:: Information supplied ::

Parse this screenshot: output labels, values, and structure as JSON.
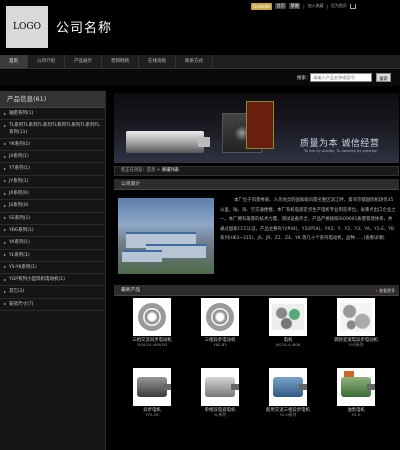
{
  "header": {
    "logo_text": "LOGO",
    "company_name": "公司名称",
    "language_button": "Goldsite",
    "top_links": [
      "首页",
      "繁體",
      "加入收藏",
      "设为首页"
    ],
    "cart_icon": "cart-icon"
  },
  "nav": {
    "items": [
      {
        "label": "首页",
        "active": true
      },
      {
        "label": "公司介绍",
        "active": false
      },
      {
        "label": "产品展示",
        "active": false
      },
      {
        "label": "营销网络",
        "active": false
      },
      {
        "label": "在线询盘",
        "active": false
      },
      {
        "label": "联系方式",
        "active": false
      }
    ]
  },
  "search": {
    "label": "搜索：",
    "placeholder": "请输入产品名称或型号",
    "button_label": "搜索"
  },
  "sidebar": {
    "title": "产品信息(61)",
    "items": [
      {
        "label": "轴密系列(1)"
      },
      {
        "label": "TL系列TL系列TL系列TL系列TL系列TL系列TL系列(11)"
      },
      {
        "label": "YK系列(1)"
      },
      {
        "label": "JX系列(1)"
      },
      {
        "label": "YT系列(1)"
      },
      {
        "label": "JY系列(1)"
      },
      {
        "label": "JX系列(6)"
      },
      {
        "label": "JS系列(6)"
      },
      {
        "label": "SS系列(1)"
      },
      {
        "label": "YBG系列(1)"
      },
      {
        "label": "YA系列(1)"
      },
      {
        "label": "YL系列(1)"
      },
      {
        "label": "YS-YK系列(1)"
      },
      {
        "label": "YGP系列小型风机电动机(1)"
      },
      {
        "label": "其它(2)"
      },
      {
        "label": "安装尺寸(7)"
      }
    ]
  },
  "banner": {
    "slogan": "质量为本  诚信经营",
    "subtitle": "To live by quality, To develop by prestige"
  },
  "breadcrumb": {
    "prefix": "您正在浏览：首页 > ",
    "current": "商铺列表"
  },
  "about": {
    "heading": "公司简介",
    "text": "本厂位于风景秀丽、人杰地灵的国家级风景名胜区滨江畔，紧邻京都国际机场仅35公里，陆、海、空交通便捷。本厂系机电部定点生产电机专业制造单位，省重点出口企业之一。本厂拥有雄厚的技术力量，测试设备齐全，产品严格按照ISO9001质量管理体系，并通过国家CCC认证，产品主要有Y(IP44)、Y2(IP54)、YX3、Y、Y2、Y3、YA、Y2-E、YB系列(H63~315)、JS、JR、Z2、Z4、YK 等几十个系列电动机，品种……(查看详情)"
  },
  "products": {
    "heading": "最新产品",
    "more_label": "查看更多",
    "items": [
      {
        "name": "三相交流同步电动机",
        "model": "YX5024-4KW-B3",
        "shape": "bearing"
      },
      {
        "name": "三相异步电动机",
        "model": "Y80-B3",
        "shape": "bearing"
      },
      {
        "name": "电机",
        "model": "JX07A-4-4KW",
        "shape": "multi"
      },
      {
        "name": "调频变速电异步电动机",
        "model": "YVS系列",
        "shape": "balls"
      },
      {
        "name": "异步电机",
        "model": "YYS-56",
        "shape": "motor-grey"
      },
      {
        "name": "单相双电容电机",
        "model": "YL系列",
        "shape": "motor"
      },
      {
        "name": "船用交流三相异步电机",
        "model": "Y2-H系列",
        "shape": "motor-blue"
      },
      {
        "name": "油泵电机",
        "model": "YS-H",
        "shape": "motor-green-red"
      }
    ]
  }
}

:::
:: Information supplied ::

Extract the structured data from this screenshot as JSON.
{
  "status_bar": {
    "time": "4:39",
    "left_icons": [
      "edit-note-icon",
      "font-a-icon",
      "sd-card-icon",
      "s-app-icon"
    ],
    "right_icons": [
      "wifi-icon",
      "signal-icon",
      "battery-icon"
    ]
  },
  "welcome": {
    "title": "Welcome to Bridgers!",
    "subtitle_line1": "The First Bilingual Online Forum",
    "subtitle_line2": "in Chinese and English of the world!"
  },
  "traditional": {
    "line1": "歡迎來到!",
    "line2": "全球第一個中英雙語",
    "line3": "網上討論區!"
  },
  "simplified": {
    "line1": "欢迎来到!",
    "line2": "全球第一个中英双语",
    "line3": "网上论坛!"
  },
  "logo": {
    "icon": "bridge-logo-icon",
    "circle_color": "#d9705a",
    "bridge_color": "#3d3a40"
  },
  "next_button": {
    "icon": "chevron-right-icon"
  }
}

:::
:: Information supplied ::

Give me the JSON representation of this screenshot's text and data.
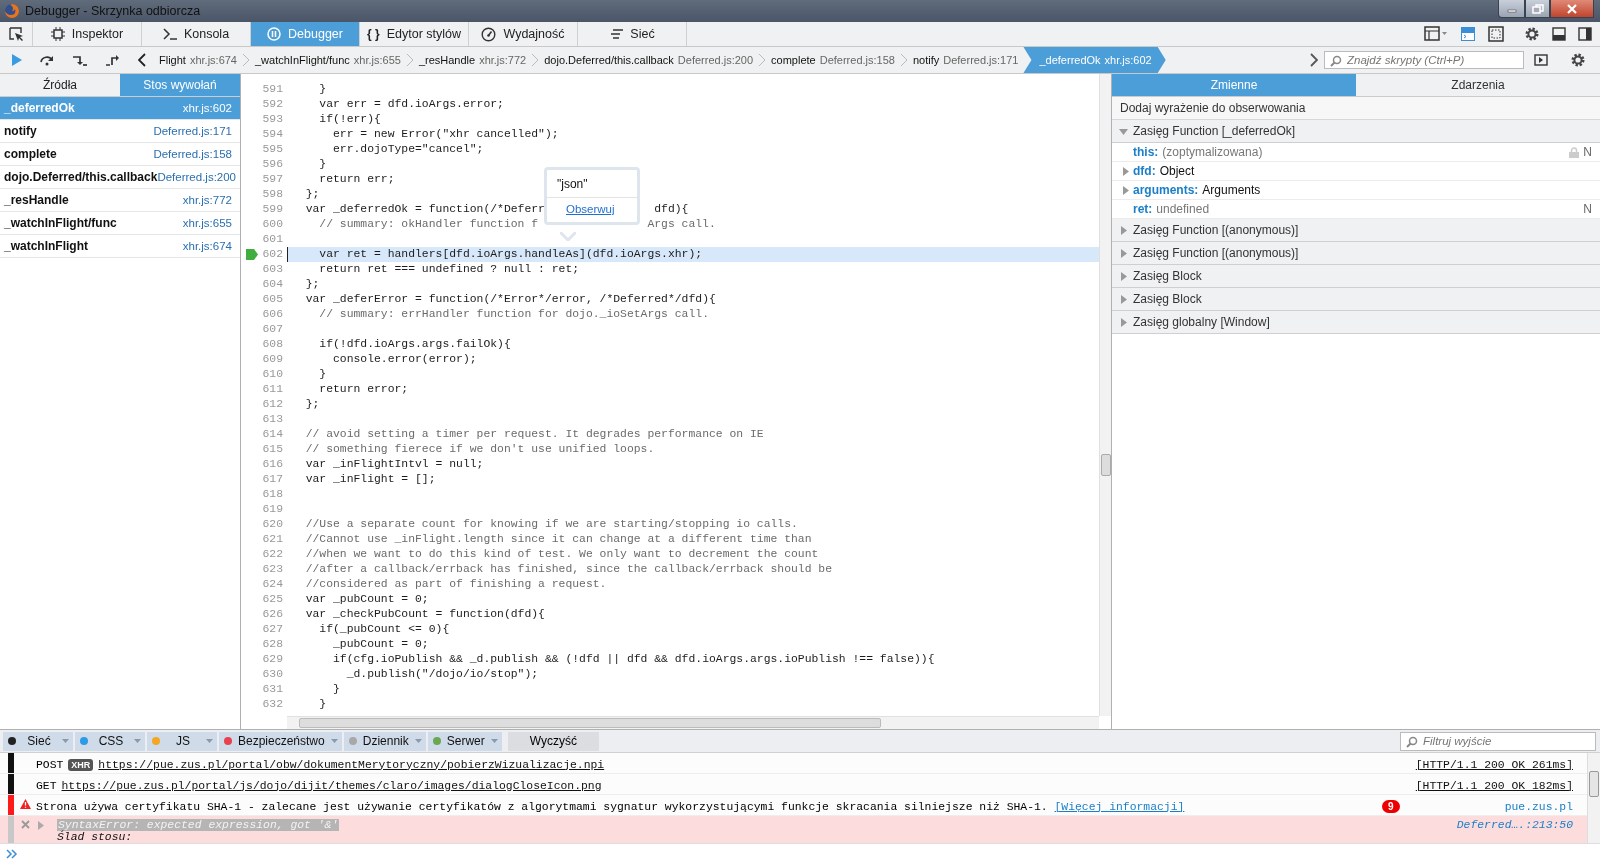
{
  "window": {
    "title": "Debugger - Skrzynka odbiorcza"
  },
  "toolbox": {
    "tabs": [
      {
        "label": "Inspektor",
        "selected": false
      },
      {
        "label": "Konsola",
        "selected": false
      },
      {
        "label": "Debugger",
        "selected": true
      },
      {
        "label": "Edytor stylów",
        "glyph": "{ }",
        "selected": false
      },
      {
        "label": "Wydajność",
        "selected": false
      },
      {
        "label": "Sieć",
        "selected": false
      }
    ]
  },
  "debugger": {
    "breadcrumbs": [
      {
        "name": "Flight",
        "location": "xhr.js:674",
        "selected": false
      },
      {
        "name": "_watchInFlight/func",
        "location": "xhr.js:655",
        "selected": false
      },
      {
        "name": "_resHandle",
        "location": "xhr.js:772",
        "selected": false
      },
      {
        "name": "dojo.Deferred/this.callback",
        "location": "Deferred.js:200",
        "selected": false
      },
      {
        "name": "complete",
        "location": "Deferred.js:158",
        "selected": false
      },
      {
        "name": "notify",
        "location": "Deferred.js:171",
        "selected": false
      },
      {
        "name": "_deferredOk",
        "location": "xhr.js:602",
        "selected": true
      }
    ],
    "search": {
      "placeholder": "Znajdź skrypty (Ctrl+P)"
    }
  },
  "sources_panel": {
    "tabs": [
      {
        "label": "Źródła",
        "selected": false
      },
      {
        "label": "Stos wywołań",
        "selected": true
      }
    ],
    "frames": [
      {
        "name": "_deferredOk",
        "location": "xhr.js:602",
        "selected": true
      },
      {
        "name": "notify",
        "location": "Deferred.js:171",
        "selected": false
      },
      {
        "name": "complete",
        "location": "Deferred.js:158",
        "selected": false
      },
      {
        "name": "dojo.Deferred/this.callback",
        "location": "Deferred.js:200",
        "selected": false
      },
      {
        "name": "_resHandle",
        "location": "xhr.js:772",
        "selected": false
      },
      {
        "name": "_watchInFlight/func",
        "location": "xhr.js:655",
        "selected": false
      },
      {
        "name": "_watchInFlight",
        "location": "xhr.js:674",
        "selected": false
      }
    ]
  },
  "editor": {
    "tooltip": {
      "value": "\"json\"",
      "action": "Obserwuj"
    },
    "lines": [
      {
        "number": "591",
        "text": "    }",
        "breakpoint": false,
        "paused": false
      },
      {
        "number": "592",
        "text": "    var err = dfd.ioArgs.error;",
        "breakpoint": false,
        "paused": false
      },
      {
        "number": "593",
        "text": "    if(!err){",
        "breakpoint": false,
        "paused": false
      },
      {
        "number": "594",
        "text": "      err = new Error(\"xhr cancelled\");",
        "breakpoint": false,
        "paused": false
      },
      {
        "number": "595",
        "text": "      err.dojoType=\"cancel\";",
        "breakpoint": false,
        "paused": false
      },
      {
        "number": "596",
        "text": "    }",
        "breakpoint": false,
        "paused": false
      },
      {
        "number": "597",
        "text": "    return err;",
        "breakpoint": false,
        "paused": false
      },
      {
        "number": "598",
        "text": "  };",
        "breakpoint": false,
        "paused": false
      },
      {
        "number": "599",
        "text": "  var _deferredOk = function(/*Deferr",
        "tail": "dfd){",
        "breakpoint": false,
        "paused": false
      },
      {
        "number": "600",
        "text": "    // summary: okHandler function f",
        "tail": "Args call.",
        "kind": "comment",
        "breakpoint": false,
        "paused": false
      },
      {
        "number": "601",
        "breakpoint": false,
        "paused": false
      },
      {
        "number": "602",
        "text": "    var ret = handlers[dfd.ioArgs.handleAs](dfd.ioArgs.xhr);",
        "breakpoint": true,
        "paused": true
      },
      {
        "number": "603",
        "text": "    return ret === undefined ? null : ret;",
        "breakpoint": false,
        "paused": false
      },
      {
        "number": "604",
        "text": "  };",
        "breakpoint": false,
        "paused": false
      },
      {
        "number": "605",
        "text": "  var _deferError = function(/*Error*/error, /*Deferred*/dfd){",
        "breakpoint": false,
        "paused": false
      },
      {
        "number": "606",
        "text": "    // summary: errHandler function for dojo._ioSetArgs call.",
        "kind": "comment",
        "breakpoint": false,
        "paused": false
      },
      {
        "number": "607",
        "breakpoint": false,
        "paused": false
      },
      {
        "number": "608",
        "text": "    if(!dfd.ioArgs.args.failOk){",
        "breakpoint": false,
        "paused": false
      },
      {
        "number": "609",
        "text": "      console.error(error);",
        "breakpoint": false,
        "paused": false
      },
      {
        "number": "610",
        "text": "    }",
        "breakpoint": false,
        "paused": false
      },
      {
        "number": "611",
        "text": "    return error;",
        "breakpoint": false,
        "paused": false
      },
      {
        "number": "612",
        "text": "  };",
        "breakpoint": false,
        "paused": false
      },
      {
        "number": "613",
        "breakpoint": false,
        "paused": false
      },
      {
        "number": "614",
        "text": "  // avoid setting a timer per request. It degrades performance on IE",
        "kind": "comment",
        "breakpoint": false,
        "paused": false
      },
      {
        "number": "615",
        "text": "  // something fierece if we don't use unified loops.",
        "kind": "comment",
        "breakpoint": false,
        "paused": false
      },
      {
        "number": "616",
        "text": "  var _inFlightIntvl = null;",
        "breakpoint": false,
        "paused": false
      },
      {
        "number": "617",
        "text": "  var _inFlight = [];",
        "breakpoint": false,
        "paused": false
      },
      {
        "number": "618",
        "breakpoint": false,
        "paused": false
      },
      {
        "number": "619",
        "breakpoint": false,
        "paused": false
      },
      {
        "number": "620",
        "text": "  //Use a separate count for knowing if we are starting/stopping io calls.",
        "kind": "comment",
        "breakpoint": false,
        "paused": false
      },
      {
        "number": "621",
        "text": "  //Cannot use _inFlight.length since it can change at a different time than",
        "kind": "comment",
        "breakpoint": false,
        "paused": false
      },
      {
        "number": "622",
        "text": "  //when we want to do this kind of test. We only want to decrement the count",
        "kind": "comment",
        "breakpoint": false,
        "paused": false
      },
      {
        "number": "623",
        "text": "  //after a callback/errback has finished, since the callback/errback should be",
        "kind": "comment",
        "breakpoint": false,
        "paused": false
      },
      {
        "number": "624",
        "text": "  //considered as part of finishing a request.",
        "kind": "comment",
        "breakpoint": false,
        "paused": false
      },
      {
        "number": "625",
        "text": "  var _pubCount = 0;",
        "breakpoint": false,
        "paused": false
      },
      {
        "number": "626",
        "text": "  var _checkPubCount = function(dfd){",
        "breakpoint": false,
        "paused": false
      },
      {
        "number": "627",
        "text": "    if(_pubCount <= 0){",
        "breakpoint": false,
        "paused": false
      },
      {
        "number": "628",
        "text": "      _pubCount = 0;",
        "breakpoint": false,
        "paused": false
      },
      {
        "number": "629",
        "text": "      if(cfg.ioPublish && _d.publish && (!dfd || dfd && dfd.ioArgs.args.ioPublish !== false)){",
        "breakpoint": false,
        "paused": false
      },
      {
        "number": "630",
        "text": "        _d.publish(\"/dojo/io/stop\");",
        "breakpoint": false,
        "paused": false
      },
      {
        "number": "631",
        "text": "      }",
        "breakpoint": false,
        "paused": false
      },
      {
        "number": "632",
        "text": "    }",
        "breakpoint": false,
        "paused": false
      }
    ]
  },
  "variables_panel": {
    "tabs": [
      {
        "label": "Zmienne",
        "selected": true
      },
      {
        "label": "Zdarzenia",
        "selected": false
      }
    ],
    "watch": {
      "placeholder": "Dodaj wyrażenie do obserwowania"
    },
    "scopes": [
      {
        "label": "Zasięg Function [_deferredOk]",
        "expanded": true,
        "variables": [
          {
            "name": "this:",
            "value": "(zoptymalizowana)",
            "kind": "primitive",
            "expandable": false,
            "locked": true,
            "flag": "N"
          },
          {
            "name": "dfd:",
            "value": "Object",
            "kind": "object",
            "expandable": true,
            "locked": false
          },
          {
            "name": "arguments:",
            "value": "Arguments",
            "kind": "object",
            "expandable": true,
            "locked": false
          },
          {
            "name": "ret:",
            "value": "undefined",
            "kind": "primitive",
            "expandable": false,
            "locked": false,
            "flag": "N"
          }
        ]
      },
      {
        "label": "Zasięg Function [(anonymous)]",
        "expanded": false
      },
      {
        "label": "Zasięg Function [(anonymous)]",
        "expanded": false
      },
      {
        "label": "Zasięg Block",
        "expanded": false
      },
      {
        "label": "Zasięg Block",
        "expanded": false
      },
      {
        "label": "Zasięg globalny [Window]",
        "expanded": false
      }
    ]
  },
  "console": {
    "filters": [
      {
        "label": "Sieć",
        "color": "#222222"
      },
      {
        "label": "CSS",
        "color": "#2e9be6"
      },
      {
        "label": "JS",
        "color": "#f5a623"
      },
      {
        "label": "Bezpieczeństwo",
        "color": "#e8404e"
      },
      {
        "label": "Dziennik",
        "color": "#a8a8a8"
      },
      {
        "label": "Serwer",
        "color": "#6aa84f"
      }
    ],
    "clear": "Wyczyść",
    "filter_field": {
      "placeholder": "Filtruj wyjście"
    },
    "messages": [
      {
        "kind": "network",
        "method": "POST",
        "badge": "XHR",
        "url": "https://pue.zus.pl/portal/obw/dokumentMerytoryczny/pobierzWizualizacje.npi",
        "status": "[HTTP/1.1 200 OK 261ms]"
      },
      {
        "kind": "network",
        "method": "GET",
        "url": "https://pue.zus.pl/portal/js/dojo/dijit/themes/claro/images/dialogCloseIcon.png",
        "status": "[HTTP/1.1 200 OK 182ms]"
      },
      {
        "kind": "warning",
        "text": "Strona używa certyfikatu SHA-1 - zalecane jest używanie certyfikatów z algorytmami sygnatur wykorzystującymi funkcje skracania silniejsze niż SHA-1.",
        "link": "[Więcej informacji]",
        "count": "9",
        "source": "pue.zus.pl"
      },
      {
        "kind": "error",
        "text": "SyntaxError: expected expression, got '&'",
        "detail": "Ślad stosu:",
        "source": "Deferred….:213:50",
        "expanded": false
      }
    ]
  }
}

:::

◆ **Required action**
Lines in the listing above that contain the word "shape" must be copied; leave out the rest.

◆ **Task solution**
        "shape": "bearing"
        "shape": "bearing"
        "shape": "multi"
        "shape": "balls"
        "shape": "motor-grey"
        "shape": "motor"
        "shape": "motor-blue"
        "shape": "motor-green-red"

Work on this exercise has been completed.